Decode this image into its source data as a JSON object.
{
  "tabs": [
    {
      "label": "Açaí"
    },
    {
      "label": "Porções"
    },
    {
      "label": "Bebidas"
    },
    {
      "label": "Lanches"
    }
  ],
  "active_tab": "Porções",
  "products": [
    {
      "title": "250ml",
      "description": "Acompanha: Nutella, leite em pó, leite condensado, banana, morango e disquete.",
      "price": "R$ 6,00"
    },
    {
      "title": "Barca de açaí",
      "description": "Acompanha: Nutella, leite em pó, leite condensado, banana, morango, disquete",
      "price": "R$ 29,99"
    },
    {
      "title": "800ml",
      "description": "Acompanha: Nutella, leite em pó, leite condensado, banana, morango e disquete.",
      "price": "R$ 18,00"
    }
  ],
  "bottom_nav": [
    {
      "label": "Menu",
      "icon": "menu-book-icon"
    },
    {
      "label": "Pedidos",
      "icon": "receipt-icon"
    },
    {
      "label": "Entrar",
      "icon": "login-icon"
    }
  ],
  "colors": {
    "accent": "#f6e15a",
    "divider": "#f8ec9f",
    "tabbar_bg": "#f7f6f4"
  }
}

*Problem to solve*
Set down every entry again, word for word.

*Output of the task*
Decode this image into its source data as a JSON object.
{
  "tabs": [
    {
      "label": "Açaí"
    },
    {
      "label": "Porções"
    },
    {
      "label": "Bebidas"
    },
    {
      "label": "Lanches"
    }
  ],
  "active_tab": "Porções",
  "products": [
    {
      "title": "250ml",
      "description": "Acompanha: Nutella, leite em pó, leite condensado, banana, morango e disquete.",
      "price": "R$ 6,00"
    },
    {
      "title": "Barca de açaí",
      "description": "Acompanha: Nutella, leite em pó, leite condensado, banana, morango, disquete",
      "price": "R$ 29,99"
    },
    {
      "title": "800ml",
      "description": "Acompanha: Nutella, leite em pó, leite condensado, banana, morango e disquete.",
      "price": "R$ 18,00"
    }
  ],
  "bottom_nav": [
    {
      "label": "Menu",
      "icon": "menu-book-icon"
    },
    {
      "label": "Pedidos",
      "icon": "receipt-icon"
    },
    {
      "label": "Entrar",
      "icon": "login-icon"
    }
  ],
  "colors": {
    "accent": "#f6e15a",
    "divider": "#f8ec9f",
    "tabbar_bg": "#f7f6f4"
  }
}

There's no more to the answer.